Your task
The entries below are to be retyped exactly. Preserve every word.

Dataset

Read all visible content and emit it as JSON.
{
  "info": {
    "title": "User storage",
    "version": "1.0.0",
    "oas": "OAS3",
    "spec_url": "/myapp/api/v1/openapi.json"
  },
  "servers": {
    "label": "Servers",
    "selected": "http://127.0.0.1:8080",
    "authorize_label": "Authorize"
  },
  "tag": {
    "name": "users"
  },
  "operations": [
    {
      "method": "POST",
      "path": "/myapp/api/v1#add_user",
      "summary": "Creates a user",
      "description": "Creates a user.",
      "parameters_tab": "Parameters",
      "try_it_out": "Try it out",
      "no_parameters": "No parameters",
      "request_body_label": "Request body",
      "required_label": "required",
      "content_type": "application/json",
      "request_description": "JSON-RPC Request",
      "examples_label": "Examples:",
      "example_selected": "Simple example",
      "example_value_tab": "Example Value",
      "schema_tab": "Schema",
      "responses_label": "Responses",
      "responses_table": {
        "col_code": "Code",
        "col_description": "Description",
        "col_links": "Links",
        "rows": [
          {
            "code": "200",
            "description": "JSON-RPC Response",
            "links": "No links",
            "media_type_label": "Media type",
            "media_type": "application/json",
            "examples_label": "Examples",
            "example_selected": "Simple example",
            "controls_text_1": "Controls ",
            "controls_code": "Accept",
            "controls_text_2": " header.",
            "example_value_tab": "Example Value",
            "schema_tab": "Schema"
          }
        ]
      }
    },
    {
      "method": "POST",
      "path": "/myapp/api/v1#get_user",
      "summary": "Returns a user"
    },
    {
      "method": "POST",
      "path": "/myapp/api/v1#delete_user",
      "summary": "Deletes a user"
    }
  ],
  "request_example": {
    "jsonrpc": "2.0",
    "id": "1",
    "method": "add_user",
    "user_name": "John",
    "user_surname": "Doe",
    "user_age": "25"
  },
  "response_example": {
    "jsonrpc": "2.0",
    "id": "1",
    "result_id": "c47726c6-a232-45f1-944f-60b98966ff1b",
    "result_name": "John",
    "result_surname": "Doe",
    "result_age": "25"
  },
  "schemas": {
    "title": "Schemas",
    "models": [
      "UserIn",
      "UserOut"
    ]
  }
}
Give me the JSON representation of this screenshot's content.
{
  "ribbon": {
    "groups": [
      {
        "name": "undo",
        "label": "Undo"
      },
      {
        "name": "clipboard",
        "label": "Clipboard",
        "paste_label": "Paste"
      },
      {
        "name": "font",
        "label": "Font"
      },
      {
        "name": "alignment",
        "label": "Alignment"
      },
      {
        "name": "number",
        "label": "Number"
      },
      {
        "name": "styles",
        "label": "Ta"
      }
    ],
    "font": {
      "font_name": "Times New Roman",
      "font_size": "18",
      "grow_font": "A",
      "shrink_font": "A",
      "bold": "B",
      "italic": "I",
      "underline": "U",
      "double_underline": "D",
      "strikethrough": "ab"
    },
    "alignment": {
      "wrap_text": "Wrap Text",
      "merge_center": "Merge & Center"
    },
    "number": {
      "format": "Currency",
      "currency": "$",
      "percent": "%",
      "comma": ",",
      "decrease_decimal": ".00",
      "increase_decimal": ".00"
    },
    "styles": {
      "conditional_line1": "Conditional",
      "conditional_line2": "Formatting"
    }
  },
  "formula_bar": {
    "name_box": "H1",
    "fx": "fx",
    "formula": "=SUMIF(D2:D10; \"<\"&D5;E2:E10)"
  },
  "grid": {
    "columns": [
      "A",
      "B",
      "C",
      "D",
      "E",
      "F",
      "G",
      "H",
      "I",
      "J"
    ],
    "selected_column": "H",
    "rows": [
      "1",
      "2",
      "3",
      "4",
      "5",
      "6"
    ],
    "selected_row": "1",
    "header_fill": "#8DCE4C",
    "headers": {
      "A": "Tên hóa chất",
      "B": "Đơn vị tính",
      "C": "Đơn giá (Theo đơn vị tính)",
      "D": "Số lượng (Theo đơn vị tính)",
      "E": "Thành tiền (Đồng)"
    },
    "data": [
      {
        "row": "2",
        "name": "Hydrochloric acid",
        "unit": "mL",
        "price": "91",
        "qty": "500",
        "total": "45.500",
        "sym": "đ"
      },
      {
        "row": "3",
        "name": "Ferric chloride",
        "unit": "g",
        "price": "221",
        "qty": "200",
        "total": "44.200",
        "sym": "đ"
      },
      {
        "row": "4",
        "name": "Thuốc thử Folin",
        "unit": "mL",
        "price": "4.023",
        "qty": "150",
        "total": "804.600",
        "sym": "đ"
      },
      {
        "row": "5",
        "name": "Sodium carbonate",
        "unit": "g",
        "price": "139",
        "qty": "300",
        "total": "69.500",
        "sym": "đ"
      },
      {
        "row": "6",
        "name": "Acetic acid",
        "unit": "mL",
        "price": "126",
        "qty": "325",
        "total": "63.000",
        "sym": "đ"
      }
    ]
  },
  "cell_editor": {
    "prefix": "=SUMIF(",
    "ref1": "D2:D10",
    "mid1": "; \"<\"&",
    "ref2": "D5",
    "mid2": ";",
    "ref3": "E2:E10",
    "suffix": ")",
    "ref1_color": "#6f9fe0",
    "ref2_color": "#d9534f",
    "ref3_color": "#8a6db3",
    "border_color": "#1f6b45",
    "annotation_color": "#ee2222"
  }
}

Answer space
Read all visible content and emit it as JSON.
{
  "info": {
    "title": "User storage",
    "version": "1.0.0",
    "oas": "OAS3",
    "spec_url": "/myapp/api/v1/openapi.json"
  },
  "servers": {
    "label": "Servers",
    "selected": "http://127.0.0.1:8080",
    "authorize_label": "Authorize"
  },
  "tag": {
    "name": "users"
  },
  "operations": [
    {
      "method": "POST",
      "path": "/myapp/api/v1#add_user",
      "summary": "Creates a user",
      "description": "Creates a user.",
      "parameters_tab": "Parameters",
      "try_it_out": "Try it out",
      "no_parameters": "No parameters",
      "request_body_label": "Request body",
      "required_label": "required",
      "content_type": "application/json",
      "request_description": "JSON-RPC Request",
      "examples_label": "Examples:",
      "example_selected": "Simple example",
      "example_value_tab": "Example Value",
      "schema_tab": "Schema",
      "responses_label": "Responses",
      "responses_table": {
        "col_code": "Code",
        "col_description": "Description",
        "col_links": "Links",
        "rows": [
          {
            "code": "200",
            "description": "JSON-RPC Response",
            "links": "No links",
            "media_type_label": "Media type",
            "media_type": "application/json",
            "examples_label": "Examples",
            "example_selected": "Simple example",
            "controls_text_1": "Controls ",
            "controls_code": "Accept",
            "controls_text_2": " header.",
            "example_value_tab": "Example Value",
            "schema_tab": "Schema"
          }
        ]
      }
    },
    {
      "method": "POST",
      "path": "/myapp/api/v1#get_user",
      "summary": "Returns a user"
    },
    {
      "method": "POST",
      "path": "/myapp/api/v1#delete_user",
      "summary": "Deletes a user"
    }
  ],
  "request_example": {
    "jsonrpc": "2.0",
    "id": "1",
    "method": "add_user",
    "user_name": "John",
    "user_surname": "Doe",
    "user_age": "25"
  },
  "response_example": {
    "jsonrpc": "2.0",
    "id": "1",
    "result_id": "c47726c6-a232-45f1-944f-60b98966ff1b",
    "result_name": "John",
    "result_surname": "Doe",
    "result_age": "25"
  },
  "schemas": {
    "title": "Schemas",
    "models": [
      "UserIn",
      "UserOut"
    ]
  }
}
Give me the JSON representation of this screenshot's content.
{
  "ribbon": {
    "groups": [
      {
        "name": "undo",
        "label": "Undo"
      },
      {
        "name": "clipboard",
        "label": "Clipboard",
        "paste_label": "Paste"
      },
      {
        "name": "font",
        "label": "Font"
      },
      {
        "name": "alignment",
        "label": "Alignment"
      },
      {
        "name": "number",
        "label": "Number"
      },
      {
        "name": "styles",
        "label": "Ta"
      }
    ],
    "font": {
      "font_name": "Times New Roman",
      "font_size": "18",
      "grow_font": "A",
      "shrink_font": "A",
      "bold": "B",
      "italic": "I",
      "underline": "U",
      "double_underline": "D",
      "strikethrough": "ab"
    },
    "alignment": {
      "wrap_text": "Wrap Text",
      "merge_center": "Merge & Center"
    },
    "number": {
      "format": "Currency",
      "currency": "$",
      "percent": "%",
      "comma": ",",
      "decrease_decimal": ".00",
      "increase_decimal": ".00"
    },
    "styles": {
      "conditional_line1": "Conditional",
      "conditional_line2": "Formatting"
    }
  },
  "formula_bar": {
    "name_box": "H1",
    "fx": "fx",
    "formula": "=SUMIF(D2:D10; \"<\"&D5;E2:E10)"
  },
  "grid": {
    "columns": [
      "A",
      "B",
      "C",
      "D",
      "E",
      "F",
      "G",
      "H",
      "I",
      "J"
    ],
    "selected_column": "H",
    "rows": [
      "1",
      "2",
      "3",
      "4",
      "5",
      "6"
    ],
    "selected_row": "1",
    "header_fill": "#8DCE4C",
    "headers": {
      "A": "Tên hóa chất",
      "B": "Đơn vị tính",
      "C": "Đơn giá (Theo đơn vị tính)",
      "D": "Số lượng (Theo đơn vị tính)",
      "E": "Thành tiền (Đồng)"
    },
    "data": [
      {
        "row": "2",
        "name": "Hydrochloric acid",
        "unit": "mL",
        "price": "91",
        "qty": "500",
        "total": "45.500",
        "sym": "đ"
      },
      {
        "row": "3",
        "name": "Ferric chloride",
        "unit": "g",
        "price": "221",
        "qty": "200",
        "total": "44.200",
        "sym": "đ"
      },
      {
        "row": "4",
        "name": "Thuốc thử Folin",
        "unit": "mL",
        "price": "4.023",
        "qty": "150",
        "total": "804.600",
        "sym": "đ"
      },
      {
        "row": "5",
        "name": "Sodium carbonate",
        "unit": "g",
        "price": "139",
        "qty": "300",
        "total": "69.500",
        "sym": "đ"
      },
      {
        "row": "6",
        "name": "Acetic acid",
        "unit": "mL",
        "price": "126",
        "qty": "325",
        "total": "63.000",
        "sym": "đ"
      }
    ]
  },
  "cell_editor": {
    "prefix": "=SUMIF(",
    "ref1": "D2:D10",
    "mid1": "; \"<\"&",
    "ref2": "D5",
    "mid2": ";",
    "ref3": "E2:E10",
    "suffix": ")",
    "ref1_color": "#6f9fe0",
    "ref2_color": "#d9534f",
    "ref3_color": "#8a6db3",
    "border_color": "#1f6b45",
    "annotation_color": "#ee2222"
  }
}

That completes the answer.